  • Move with the group in a coordinated fashion, often across difficult terrain
  • Keep weapons ready, which includes both presenting a threat to the direction you are responsible for and being mindful of safety
  • Recognize and communicate relevant information (like threats or likely locations for threats)
  • Any other assigned task (like carrying casualties or equipment)
  • All of this needs to keep happening under conditions of sensory bombardment and high stress

The Army particularly stresses getting the first and second down to "muscle memory", which I put in quotes because they use the phrase for anything that needs to be automatic, even non-physical tasks.

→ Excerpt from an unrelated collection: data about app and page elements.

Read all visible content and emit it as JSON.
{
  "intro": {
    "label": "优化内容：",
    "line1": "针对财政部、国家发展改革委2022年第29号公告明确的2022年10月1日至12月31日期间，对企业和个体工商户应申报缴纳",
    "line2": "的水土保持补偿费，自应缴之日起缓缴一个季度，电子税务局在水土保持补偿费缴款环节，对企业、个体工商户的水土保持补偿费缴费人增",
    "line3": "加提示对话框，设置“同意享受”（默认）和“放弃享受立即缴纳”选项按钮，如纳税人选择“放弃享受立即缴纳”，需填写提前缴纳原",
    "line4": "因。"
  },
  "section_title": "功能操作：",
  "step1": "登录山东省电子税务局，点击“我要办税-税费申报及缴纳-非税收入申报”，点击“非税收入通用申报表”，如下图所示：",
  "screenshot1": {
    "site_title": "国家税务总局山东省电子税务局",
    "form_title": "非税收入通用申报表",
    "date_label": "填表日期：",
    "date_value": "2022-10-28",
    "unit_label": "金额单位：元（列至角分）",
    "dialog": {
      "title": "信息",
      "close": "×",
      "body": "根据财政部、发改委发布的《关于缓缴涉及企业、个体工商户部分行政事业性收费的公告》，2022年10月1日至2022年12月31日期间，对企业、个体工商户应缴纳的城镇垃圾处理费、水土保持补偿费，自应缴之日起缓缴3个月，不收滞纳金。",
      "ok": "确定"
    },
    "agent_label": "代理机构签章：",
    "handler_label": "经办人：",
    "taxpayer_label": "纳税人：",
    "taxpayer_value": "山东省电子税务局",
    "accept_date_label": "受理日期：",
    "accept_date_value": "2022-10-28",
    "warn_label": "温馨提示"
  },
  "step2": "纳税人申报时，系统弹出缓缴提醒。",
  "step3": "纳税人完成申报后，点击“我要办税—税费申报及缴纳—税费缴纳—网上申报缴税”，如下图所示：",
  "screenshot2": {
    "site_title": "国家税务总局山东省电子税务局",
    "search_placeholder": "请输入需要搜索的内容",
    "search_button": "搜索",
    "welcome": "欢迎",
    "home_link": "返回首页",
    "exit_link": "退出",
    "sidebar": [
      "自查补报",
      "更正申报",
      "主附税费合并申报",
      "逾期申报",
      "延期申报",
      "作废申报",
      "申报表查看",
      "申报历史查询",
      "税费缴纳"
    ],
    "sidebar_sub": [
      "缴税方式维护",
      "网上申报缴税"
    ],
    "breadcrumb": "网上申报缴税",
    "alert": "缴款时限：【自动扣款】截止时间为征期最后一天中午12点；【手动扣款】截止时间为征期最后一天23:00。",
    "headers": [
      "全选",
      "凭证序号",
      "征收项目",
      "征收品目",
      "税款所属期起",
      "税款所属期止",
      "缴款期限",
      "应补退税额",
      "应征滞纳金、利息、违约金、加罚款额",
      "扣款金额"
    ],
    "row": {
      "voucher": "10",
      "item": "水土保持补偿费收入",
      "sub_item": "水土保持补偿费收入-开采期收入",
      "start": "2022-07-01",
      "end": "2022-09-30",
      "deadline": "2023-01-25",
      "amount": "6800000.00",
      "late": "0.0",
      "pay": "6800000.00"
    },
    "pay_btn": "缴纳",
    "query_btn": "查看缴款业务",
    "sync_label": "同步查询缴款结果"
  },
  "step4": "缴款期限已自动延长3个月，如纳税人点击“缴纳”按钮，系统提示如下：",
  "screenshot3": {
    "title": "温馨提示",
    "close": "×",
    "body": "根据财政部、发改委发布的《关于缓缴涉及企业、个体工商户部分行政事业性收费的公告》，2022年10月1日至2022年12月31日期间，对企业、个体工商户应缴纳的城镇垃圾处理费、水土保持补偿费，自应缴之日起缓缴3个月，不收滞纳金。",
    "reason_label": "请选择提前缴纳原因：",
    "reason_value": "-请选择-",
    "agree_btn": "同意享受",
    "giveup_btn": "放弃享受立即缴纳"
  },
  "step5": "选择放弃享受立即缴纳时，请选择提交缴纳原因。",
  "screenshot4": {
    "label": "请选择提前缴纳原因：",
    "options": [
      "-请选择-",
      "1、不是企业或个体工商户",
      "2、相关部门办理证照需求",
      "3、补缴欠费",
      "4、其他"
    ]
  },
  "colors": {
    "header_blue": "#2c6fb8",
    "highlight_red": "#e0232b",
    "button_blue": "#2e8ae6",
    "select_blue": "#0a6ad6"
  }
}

Extremely important post in my opinion. The central idea seems true to me. I would like to see if someone has (even anecdotal) evidence for the opposite.

There is a distinction to be made that is easily overlooked: training versus performing. When the Special Forces are performing, obviously they are not going at a slow pace. It takes full speed movements to breach a door, clear a room, secure hostiles, and remove friendlies. None of this goes slow, as the situation does not allow slow.

However, the training does go from a slow speed to performance speed. Another related military mantra is “crawl, walk, run.” Start by focusing on individual steps (slow: this is often accomplished by way of lecture or simulated sandbox training), move to rehearsing at half-speed “walking,” to internalize the movements and build muscle memory, then “run” to push everything up to the speed needed for the mission.

Perhaps a nice illustration of the importance of all of this is to take a combat situation of a squad clearing a building with no knowledge of what’s inside, and then imagine that your only focal point is to watch where each weapon is pointing, start to finish. Without “crawl, walk, run” training, without “slow is smooth, smooth is fast,” you would see it repeatedly happening that weapons are sweeping across fellow soldiers, friendlies, even hostiles that are not an imminent threat, with the possibility of unintentionally firing the weapon in the heat of the moment that results in a casualty. Training will explicitly address this issue to help reduce the likeliness of it happening.

Any number of other illustrations could be drawn, from practicing an instrument, penmanship, keyboard speed, defensive driving, even taking your toddler into the public where opportunities for bumps and bruises abound!

My piano teacher told me this about practicing the piano, when I was around 7 years old. I always remembered it, but I never actually have the patience to do it.

Maybe situations that involve (or require) 'hysterical strength' are good counter-examples to this idea.

But those situations also seem like exactly those for which one can't train anyways.

An important lesson. At the same time, it can go both ways, at least, when applied broadly. Maybe the nuance to include is that slowness is for training and for learning. In the moment when you want maximum output right NOW, pushing to the limit will usually out-compete going slowly. So, methodical training, to-the-limit performance

I can think of lots of situations in which "pushing to the limit" has exactly the opposite effect, of producing maximum output, beyond the "micro level". I can't think of any situations that match what you describe. It seems like it really might be generally true that when you want maximum output right NOW, you need to first be relaxed or calm enough to be able to act fluidly ('smoothly').